The debate between idealism and realism in U.S. foreign policy dates back to the birth of the nation. Thomas Jefferson saw America's role in the world in idealistic terms: "I have sworn upon the altar of God eternal hostility against any form of tyranny over the mind of man." Alexander Hamilton was ever the realist: "Safety from external danger is the most powerful director of national conduct." In the end, Jefferson's idealism triumphed because it suited the moral, humanitarian strain in America. After all, the U.S. fought an empire to be free. And Woodrow Wilson led the U.S. into war to make the world "safe for democracy." He said: "America is the only idealistic nation in the world."
Which brings us to Kosovo. Try as they might, foreign policy realists cannot make a solid case that U.S. intervention is in the national interest. The fighting is a civil war between two religious groups that dates back a thousand years. The regional conflict doesn't threaten Western Europe. It isn't near any oil. Failure to act reflects poorly on the credibility of U.S. leadership, but no more so than not stopping the massacres in Rwanda. NATO was never designed to intervene in Balkan atrocities. Intervention actually hurts American interests by antagonizing Russia, the one country with tens of thousands of nukes. In terms of realpolitik, intervention doesn't parse.
Only an idealistic case can be made for American action in the Kosovo conflict, and it is a good one. After the horrors of the 20th century, how can civilized, decent people permit genocide? After the rise of Hitler, the camps, and World War II, how can good people allow such evil to exist?
But there is a problem with idealism as foreign policy. Successful implementation requires the kind of military force that repulses idealists. Combating evil carries a high price. To stop Slobodan Milosevic and the Serbs from butchering the people of Kosovo would require implementing the Powell Doctrine: Apply overwhelming force to achieve specific goals. In the Kosovo fighting, that would mean sending up to half a million NATO troops into the region--hardly a pleasant prospect. Serbia and Kosovo are mountainous, forested areas, not flat desert as in Iraq. And the Serbs have a long history of being smart guerrilla fighters. Serbian partisans pinned down 20 divisions of German troops in the hills during World War II. They are likely to take to these familiar hills if NATO were to invade. Still, by promising not to send in troops from the very beginning, Clinton immediately gave away the bargaining tool that could have made the difference.
So far, the bombing has led to the strengthening, not weakening, of Milosevic and an increase, not decrease, in Albanian refugees fleeing Kosovo. Surprised and incredulous that they could not bomb Serbia back to the bargaining table, Washington and NATO now face the risk of severe embarrassment.

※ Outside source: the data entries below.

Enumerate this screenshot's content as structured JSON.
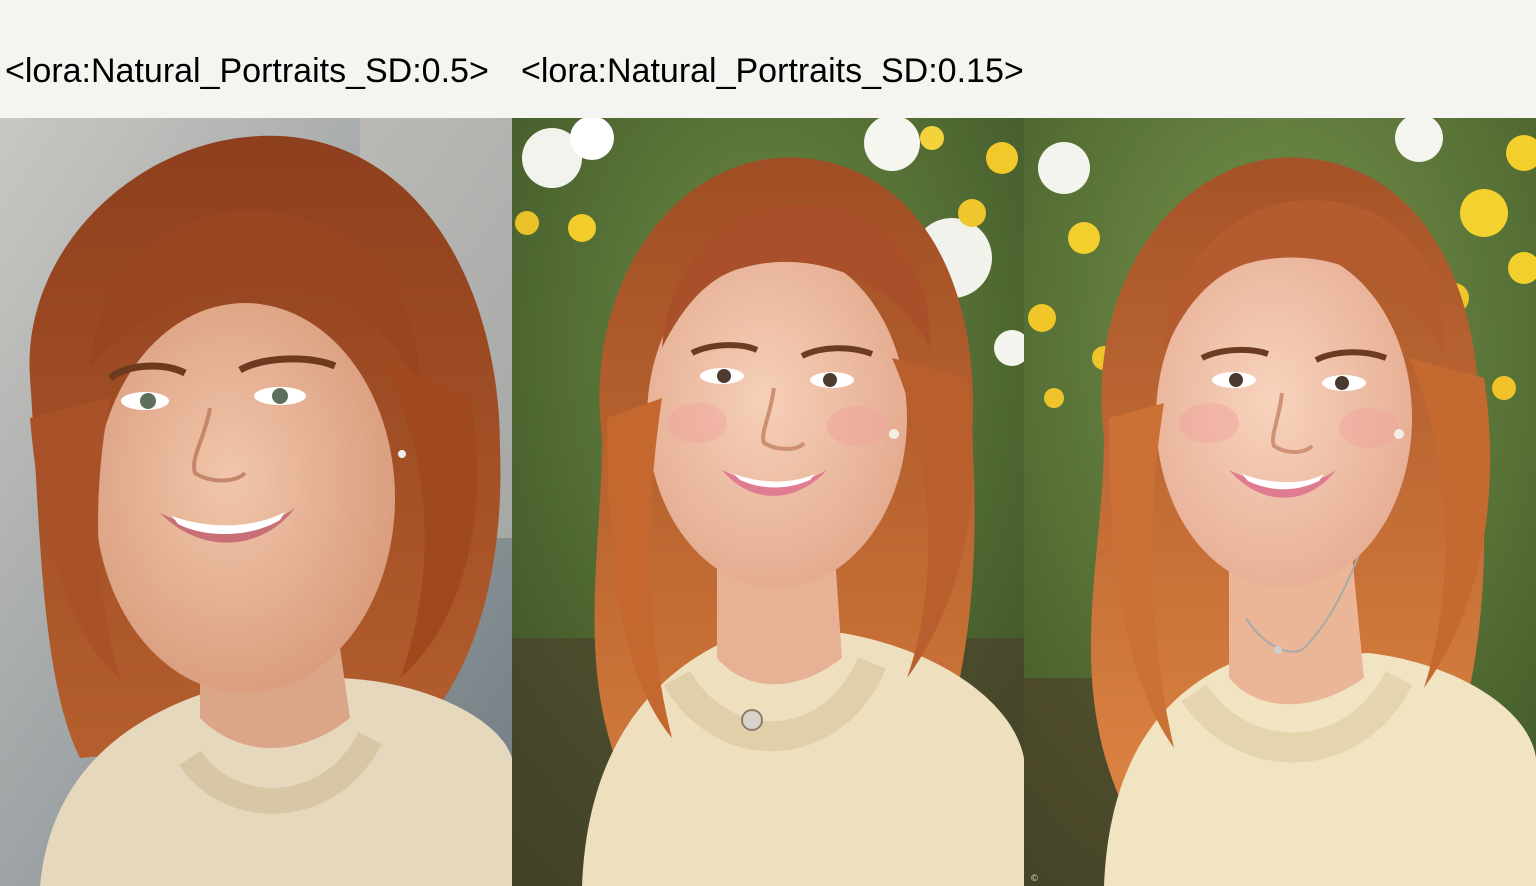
{
  "captions": [
    "<lora:Natural_Portraits_SD:0.5>",
    "<lora:Natural_Portraits_SD:0.15>"
  ],
  "images": [
    {
      "subject": "portrait-photo",
      "background": "grey-wall",
      "colors": {
        "bg": "#9aa0a2",
        "hair": "#a8532a",
        "skin": "#e8b89c",
        "sweater": "#e6d8bd"
      }
    },
    {
      "subject": "portrait-photo",
      "background": "flower-garden",
      "colors": {
        "bg": "#4f6a34",
        "hair": "#b8602f",
        "skin": "#efc3a8",
        "sweater": "#eee0bf"
      }
    },
    {
      "subject": "portrait-photo",
      "background": "flower-garden",
      "colors": {
        "bg": "#56733a",
        "hair": "#c06a36",
        "skin": "#f2c7ad",
        "sweater": "#f0e4c2"
      }
    }
  ]
}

Unless steps are quickly taken, one outcome of the bombing could easily be Milosevic remaining in power and in control of a depopulated Kosovo.
What to do? First, NATO should step up the bombing, even if it means taking more risks. Second, the U.S. and its allies must prepare for a massive troop buildup if it becomes necessary. And of course we should use Soviet Prime Minister Yevgeny Primakov to help broker the inevitable negotiations. The goal is not an independent Kosovo but an autonomous region of Serbia--the state of affairs that existed under Marshall Tito. NATO troops would be needed to keep the peace and resettle the returning refugees. It's time to face up to what must be done. There is no retreat possible.